Add the lasagna noodles to the boiling water, stir the noodles and allow the water to return to a boil. Your recipe may call for a 2-lb. package of lasagna noodles or a portion of the package.
Cook the lasagna noodles for about eight to 10 minutes, semi-covered, and stir the noodles a few times.
Test the doneness of the noodles by removing a lasagna noodle before the cooking time ends and biting into it. The whitish area in the center of uncooked pasta should fade when the pasta is done.
Drain the al dente lasagna noodles in a colander to remove the water or remove the noodles from the water, one or a few at a time. You can try removing the cooked lasagna noodles from the hot water with a wire skimmer and placing them in a bowl of ice water until they are chilled.
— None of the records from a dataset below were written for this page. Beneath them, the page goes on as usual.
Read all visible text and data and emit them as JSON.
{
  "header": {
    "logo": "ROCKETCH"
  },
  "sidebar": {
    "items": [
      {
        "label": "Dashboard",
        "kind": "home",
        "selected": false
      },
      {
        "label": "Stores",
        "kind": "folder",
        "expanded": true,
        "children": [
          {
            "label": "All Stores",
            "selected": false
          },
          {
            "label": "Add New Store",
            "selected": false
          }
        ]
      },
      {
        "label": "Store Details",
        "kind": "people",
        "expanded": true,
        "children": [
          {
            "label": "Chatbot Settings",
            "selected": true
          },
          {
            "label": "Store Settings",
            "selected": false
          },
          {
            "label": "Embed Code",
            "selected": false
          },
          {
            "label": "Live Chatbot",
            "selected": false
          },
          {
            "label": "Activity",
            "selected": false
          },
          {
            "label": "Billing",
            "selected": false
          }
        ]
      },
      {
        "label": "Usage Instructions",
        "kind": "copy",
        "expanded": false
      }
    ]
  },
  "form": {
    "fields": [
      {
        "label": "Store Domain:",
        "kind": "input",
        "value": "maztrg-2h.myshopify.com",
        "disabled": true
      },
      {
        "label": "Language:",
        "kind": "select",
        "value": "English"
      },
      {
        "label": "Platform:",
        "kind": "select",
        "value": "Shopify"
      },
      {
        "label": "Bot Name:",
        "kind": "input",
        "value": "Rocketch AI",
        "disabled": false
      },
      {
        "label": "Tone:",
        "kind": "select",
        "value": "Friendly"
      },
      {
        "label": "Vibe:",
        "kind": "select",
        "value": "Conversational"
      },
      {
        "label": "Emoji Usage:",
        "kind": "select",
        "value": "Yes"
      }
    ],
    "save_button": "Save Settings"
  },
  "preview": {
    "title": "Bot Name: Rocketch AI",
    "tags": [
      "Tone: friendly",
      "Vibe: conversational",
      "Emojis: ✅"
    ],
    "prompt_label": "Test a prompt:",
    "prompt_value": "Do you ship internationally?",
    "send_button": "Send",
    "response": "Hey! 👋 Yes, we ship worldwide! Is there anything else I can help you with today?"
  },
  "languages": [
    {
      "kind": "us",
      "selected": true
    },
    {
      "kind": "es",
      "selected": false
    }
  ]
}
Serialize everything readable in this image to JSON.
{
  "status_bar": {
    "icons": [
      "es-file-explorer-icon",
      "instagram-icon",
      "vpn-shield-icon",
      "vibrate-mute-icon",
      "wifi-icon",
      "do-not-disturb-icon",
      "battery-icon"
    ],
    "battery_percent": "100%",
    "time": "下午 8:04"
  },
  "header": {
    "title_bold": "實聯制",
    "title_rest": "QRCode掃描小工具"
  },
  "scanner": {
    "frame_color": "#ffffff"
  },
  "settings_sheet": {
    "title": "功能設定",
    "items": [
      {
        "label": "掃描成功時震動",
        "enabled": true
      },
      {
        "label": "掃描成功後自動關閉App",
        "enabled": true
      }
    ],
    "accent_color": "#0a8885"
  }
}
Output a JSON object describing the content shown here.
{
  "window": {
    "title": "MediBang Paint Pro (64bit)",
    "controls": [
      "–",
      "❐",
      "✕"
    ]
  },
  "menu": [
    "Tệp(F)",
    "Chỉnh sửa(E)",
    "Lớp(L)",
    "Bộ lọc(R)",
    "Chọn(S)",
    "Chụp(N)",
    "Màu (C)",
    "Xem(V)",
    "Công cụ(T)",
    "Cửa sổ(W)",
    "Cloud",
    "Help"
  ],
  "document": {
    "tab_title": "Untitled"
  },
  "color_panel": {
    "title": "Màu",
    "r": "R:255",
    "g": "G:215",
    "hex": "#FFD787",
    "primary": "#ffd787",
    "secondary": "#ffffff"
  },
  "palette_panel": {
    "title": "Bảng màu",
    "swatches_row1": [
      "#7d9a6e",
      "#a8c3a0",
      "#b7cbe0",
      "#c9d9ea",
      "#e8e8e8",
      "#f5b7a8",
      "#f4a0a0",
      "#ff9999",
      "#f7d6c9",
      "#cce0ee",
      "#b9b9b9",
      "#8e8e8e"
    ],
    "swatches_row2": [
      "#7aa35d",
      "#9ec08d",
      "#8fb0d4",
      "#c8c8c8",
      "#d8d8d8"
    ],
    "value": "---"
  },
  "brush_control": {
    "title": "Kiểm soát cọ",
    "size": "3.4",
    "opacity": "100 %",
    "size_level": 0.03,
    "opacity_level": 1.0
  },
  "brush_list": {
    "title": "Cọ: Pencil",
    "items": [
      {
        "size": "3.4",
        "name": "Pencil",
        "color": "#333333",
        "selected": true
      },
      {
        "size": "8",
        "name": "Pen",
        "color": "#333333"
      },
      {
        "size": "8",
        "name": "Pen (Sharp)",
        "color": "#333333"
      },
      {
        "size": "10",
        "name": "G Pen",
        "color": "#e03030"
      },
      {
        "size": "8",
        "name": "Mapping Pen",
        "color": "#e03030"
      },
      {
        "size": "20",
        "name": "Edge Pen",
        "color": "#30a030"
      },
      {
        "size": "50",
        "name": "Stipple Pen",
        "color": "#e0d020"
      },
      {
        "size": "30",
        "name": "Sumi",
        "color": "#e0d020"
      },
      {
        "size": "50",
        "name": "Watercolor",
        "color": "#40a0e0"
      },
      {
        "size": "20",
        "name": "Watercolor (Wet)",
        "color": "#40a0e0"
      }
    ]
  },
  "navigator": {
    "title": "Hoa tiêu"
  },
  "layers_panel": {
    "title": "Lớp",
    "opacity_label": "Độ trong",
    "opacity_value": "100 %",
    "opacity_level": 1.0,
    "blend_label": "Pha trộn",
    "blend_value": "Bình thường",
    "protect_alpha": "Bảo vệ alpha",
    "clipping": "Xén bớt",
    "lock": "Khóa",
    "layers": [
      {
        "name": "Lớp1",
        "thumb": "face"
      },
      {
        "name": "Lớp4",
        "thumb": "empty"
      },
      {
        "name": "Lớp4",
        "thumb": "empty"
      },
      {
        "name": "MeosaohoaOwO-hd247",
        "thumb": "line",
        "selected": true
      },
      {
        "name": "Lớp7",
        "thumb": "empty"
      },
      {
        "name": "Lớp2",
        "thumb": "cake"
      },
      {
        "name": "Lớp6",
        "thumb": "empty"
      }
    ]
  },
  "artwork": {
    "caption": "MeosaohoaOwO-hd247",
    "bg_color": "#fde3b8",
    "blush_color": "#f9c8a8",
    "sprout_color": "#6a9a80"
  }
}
Then stack them in layers, separated by damp kitchen towels, on a baking sheet until it is time to assemble the lasagna dish.